Stephen King’s second novel of the year, Revival, is much more typical of his usual style than the recent thriller, Mr Mercedes. This one is firmly ensconced within the horror genre – it’s big reveal towards the end is truly horrifying and thought-provoking. But much of what comes beforehand is commonplace and everyday. While this makes the juxtaposition between what we think is real, and the reality of the grim other world that King’s work gives readers a glimpse into, it does mean that much of the narrative lacks drama and suspense – despite his solid attempts otherwise.
Revival is the story of Jamie Morton, a boy who later becomes a guitarist and drug addict. In his early life he meets Reverend Charles Jacobs, whose life and faith are thrown into disarray by the death of his wife and son. Jamie has many fond memories of Jacobs from this time, including how his passion for the potentials of electricity helped his older brother regain his voice after an accident. Many years later, Jamie encounters Jacobs again in a travelling sideshow where he is using electrical energy to swindle onlookers. While Jamie does not approve of this, he allows Jacobs to use electrical current to attempt to cure him of his drug addiction. While this is successful, Jamie soon gets the sense that something has happened to him – but he is not quite sure what. He does find that he has prophetic dreams at times, ones that connect him to the world of the dead.
Jamie moves on with his life, but the two characters appear to be in a common orbit, and he soon encounters Jacobs again, this time as a travelling faith healer. Jacobs does appear to be healing many people with the power of electricity, but research shows that many of them have dramatic changes of personality at some point in the future – with violent episodes resulting. Jamie tries to present this information to Jacobs, who is hell bent on continuing his experimentation. Later we learn this is an attempt to look into the world of the dead. (I think I can say this without giving away too much. It was easy to infer.)

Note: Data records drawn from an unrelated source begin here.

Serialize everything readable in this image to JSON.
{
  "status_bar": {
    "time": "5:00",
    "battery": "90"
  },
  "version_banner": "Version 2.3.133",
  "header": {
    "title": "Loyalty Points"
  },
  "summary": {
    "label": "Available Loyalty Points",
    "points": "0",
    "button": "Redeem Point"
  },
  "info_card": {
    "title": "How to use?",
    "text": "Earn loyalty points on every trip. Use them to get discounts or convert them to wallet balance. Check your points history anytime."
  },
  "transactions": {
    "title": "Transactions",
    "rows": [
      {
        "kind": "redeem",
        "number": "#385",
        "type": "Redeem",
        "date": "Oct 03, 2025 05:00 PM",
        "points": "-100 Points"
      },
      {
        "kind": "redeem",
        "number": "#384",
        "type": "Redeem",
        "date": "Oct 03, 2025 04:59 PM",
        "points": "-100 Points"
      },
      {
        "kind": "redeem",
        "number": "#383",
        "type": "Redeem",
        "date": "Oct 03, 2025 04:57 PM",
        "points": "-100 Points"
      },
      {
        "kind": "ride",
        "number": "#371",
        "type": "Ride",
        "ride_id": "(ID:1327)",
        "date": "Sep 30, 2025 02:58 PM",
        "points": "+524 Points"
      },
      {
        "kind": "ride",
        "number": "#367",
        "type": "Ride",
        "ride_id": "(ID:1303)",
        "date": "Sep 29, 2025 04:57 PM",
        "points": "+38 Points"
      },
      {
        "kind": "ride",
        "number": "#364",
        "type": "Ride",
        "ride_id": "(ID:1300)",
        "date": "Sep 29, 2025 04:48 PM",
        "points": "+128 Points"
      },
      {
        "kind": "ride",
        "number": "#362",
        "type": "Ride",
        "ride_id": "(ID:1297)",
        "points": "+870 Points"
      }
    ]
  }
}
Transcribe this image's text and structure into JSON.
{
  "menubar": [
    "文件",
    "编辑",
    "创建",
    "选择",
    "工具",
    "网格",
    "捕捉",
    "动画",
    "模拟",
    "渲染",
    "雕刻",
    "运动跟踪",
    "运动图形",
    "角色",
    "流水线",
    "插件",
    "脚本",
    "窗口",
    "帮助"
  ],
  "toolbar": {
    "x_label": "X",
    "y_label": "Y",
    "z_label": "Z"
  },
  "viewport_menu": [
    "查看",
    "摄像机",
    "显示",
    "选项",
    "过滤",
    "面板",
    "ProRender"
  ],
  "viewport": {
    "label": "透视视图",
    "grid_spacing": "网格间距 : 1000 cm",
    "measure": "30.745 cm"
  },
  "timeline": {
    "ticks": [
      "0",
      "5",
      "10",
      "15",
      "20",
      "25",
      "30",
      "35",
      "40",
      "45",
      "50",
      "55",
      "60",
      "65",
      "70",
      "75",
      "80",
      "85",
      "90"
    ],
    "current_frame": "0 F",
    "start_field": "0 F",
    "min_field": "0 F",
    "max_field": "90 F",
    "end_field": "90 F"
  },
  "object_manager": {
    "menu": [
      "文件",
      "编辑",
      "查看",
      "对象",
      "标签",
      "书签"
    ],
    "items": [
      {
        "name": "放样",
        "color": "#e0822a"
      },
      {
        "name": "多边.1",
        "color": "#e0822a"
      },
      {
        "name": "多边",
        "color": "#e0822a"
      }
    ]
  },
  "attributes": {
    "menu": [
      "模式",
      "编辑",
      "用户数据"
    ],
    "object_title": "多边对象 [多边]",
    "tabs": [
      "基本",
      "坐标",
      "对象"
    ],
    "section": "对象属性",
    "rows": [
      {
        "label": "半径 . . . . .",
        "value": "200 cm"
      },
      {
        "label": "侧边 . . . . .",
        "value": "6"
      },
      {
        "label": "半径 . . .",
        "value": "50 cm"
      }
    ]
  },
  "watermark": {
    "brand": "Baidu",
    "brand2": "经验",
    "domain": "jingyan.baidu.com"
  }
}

King himself shudders at the glimpse this novel offers into the other world – and so he should. This is the more inspired of the two novels he has produced this year – although Mr Mercedes offers the better reading experience. I’d be keen to hear a comparison from others who have read both.